What ought to be the biggest of big tents has become, well, a yurt. But if we turn away from the D.C.-centric public face of the environmental movement, a very different picture emerges. In cities nationwide, young professionals are giving environmentalism a new cultural cachet. They're enjoying the benefits of compact, well-designed neighborhoods where it's easy to walk and take public transportation. They're buying shares in Community Supported Agriculture. They're trading in their SUVs for minis. They're finding that many of the hippest products clothes, accessories, home furnishings, appliances are made with environmental concerns in mind.

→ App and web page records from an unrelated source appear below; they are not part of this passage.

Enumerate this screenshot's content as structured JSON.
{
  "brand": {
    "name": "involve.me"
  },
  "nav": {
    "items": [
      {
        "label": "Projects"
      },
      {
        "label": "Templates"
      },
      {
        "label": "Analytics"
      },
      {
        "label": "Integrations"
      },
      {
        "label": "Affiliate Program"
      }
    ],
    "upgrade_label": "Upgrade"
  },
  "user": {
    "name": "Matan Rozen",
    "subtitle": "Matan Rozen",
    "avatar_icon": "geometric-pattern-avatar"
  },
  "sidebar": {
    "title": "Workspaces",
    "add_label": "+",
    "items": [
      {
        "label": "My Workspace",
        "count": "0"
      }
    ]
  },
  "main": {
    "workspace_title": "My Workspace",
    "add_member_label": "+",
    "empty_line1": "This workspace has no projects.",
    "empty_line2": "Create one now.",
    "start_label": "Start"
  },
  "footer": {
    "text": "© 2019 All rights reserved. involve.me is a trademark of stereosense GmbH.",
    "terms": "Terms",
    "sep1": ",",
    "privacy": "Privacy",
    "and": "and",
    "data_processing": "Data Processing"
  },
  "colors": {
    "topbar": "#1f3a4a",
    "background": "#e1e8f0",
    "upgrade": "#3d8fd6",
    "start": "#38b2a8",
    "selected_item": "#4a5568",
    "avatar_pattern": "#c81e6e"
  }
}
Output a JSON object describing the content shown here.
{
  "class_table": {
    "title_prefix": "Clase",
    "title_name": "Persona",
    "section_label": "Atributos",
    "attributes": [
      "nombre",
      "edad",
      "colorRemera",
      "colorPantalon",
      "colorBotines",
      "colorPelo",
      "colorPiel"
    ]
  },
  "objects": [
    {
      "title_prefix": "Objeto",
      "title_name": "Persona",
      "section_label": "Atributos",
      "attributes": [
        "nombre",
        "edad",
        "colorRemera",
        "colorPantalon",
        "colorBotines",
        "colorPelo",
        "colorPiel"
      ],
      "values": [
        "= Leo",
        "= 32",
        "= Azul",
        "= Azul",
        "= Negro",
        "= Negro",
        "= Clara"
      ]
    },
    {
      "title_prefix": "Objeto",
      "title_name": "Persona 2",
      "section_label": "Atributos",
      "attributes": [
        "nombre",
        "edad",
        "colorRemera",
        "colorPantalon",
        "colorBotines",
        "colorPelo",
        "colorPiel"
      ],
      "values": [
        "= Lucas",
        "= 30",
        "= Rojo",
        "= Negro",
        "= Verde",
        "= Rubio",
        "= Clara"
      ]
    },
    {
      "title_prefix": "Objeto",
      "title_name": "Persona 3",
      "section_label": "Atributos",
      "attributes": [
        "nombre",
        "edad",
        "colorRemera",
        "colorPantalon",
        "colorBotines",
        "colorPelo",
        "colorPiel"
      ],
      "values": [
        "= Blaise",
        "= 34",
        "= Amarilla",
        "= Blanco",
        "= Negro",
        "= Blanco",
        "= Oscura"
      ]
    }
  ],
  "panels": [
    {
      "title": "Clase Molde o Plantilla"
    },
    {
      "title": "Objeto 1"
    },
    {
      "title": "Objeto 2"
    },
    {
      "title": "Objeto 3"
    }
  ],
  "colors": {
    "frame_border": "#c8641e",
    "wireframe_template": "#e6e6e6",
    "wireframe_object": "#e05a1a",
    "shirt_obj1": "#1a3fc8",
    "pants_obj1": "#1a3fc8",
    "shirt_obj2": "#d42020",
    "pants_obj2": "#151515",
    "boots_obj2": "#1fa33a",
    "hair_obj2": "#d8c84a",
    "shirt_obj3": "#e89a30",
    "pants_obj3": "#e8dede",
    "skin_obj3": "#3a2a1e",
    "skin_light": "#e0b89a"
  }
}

Sustainability is the new bling. In rural America, residents are recognizing the potential of wind power, solar energy, biodiesel, and other green industries to revitalize their communities. Farmers are discovering the advantages of precision agriculture. Communities are fighting the stench, pollution, and economic ravages of factory farms.
Sustainability is the new self-reliance. In churches, mosques, and temples, religious leaders are taking seriously their responsibility as stewards of God's creation. They are retrofitting their places of worship for energy efficiency, spreading the word to their congregations, banding together to pressure politicians, and asking, ''What would Jesus drive?"
Sustainability is the new grace. In minority and low-income communities all over the country, civil rights activists are linking disparate struggles -- poverty, criminal justice, transportation, climate change, health -- to continue the path-breaking work of the environmental-justice movement. Sustainability is the new dream.
In the marketplace, green technologies and industries are among the fastest growing and most innovative developments. The Toyota Prius has defied every prediction to become the must-have car. The organic food business doubles every time you blink. Green architecture is taking off. Renewable energy, emissions trading, environmentally conscious investing: Many of the most exciting advances in environmental thinking are happening in the private sector.
Sustainability is the new bottom line. Business people, religious leaders, farmers, activists, urban hipsters -- you can't kill a hydra with that many heads. Environmentalism as a narrowly focused D.C. lobby might be struggling, but a common-sense conviction that sustainability is integral to our quality of life and our economic competitiveness is on the rise. That's as it should be.
This warming, crowded, industrialized planet of ours faces real and substantive problems, and if we want to protect its inhabitants, we need creativity and commitment as broad and deep as the problems we face. That's not the work of a movement; it's the work of a nation.
Chip Giller is the founder and editor of Grist.org, a magazine of environmental news and commentary.
© 2005 Boston Globe